In May, the jury decided what punishment McEnroe should receive for his crimes. Because the jury was unable to unanimously agree that the death penalty was warranted, the result for him is a sentence of life in prison without possibility of parole -- the only other possible penalty.
Today, we are left with a situation where, following a trial by an impartial jury, one of the two participants in this horrific crime has received a life sentence for his actions.
My decision today will reconcile the potential outcomes for these two defendants, and remove the death penalty option for the jury in Michele Anderson’s trial.
To proceed with the death penalty against defendant Anderson, in light of the sentence imposed on defendant McEnroe, would not be in the interest of justice.
Although we could still go forward with the death penalty on the table, it is my decision that we should not.
Prosecutors have the responsibility of administering the death penalty law in a way that is fair. This act is consistent with that duty.
We have fought long and hard in court to preserve the option of the death penalty for the McEnroe jury. I measure our success in the fact that the jury did ultimately have this option, even though they could not unanimously agree.
Now, faced with a trial for Ms. Anderson - an accomplice whom we allege is equally culpable for the crimes - we must take the step to equalize the potential punishment she faces.
This is a unilateral action by my office, not dependent upon any action or agreement by defendant Anderson. We have long said that the death penalty is too powerful a tool to be used as a plea bargaining chip, and our action today demonstrates that principle.
We will continue to get ready for trial in defendant Anderson’s case, but it will no longer be a capital case.

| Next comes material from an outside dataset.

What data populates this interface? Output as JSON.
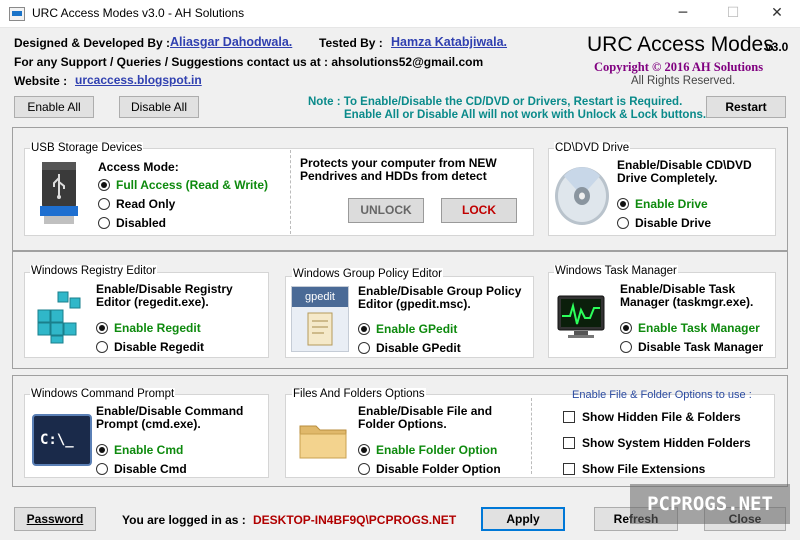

The notice of the withdrawal of the death penalty will be presented to the court at 3 p.m. today.